- Opening Delimiter -

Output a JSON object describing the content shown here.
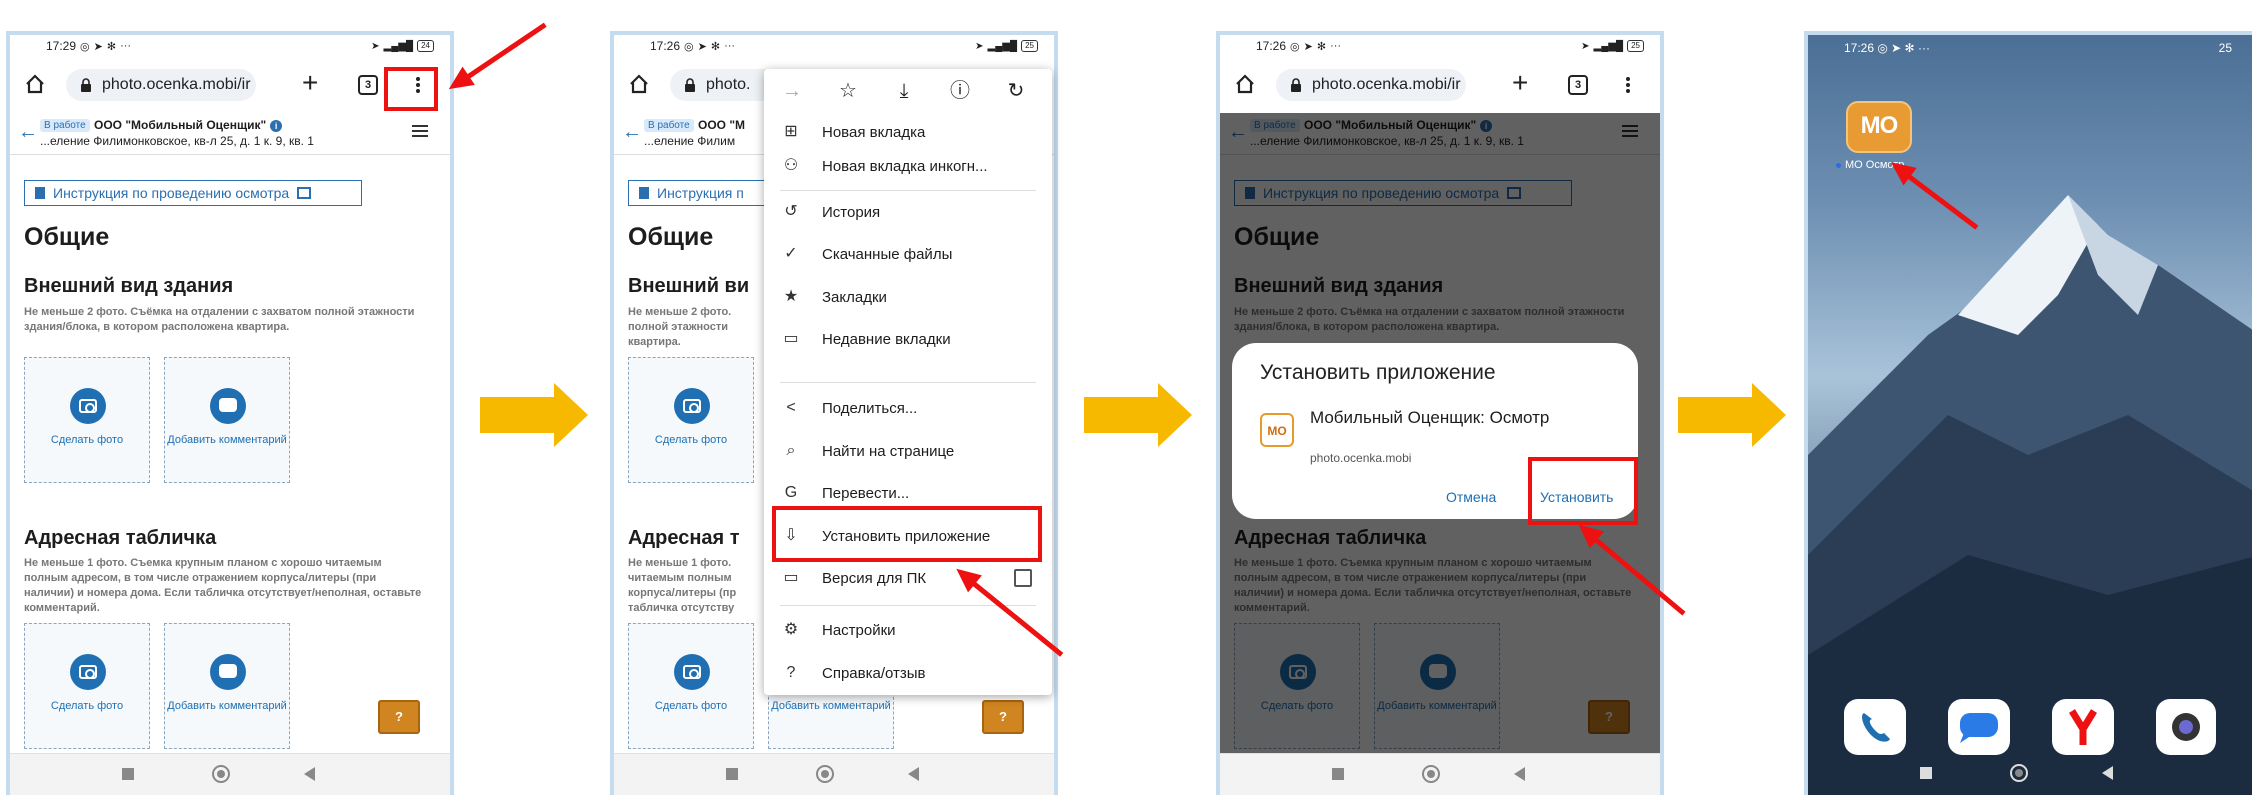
{
  "status_bar": {
    "panel1_time": "17:29",
    "panel2_time": "17:26",
    "panel3_time": "17:26",
    "panel4_time": "17:26",
    "battery1": "24",
    "battery2": "25",
    "battery3": "25",
    "battery4": "25",
    "dots": "···"
  },
  "browser": {
    "url": "photo.ocenka.mobi/ir",
    "url_short": "photo.",
    "tab_count": "3"
  },
  "site": {
    "status_badge": "В работе",
    "org_name": "ООО \"Мобильный Оценщик\"",
    "address": "...еление Филимонковское, кв-л 25, д. 1 к. 9, кв. 1",
    "address_short": "...еление Филим",
    "instruction_link": "Инструкция по проведению осмотра",
    "instruction_short": "Инструкция п",
    "section_title": "Общие",
    "block1_title": "Внешний вид здания",
    "block1_title_short": "Внешний ви",
    "block1_hint": "Не меньше 2 фото. Съёмка на отдалении с захватом полной этажности здания/блока, в котором расположена квартира.",
    "block1_hint_short": "Не меньше 2 фото. полной этажности квартира.",
    "block2_title": "Адресная табличка",
    "block2_title_short": "Адресная т",
    "block2_hint": "Не меньше 1 фото. Съемка крупным планом с хорошо читаемым полным адресом, в том числе отражением корпуса/литеры (при наличии) и номера дома. Если табличка отсутствует/неполная, оставьте комментарий.",
    "block2_hint_short": "Не меньше 1 фото. читаемым полным корпуса/литеры (пр табличка отсутству",
    "take_photo": "Сделать фото",
    "add_comment": "Добавить комментарий",
    "help_button": "?"
  },
  "menu": {
    "items": [
      {
        "label": "Новая вкладка",
        "icon": "plus-box-icon"
      },
      {
        "label": "Новая вкладка инкогн...",
        "icon": "incognito-icon"
      },
      {
        "label": "История",
        "icon": "history-icon"
      },
      {
        "label": "Скачанные файлы",
        "icon": "download-check-icon"
      },
      {
        "label": "Закладки",
        "icon": "star-icon"
      },
      {
        "label": "Недавние вкладки",
        "icon": "devices-icon"
      },
      {
        "label": "Поделиться...",
        "icon": "share-icon"
      },
      {
        "label": "Найти на странице",
        "icon": "find-icon"
      },
      {
        "label": "Перевести...",
        "icon": "translate-icon"
      },
      {
        "label": "Установить приложение",
        "icon": "install-app-icon"
      },
      {
        "label": "Версия для ПК",
        "icon": "desktop-icon"
      },
      {
        "label": "Настройки",
        "icon": "gear-icon"
      },
      {
        "label": "Справка/отзыв",
        "icon": "help-icon"
      }
    ]
  },
  "install_dialog": {
    "title": "Установить приложение",
    "app_name": "Мобильный Оценщик: Осмотр",
    "app_url": "photo.ocenka.mobi",
    "logo_text": "МО",
    "cancel": "Отмена",
    "install": "Установить"
  },
  "home_screen": {
    "app_icon_text": "МО",
    "app_label": "МО Осмотр"
  },
  "colors": {
    "accent": "#1f6fb2",
    "highlight": "#e11111",
    "flow_arrow": "#f7b800",
    "app_orange": "#e89a33"
  }
}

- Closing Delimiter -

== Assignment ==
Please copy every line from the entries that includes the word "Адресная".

== Answer to this task ==
    "block2_title": "Адресная табличка",
    "block2_title_short": "Адресная т",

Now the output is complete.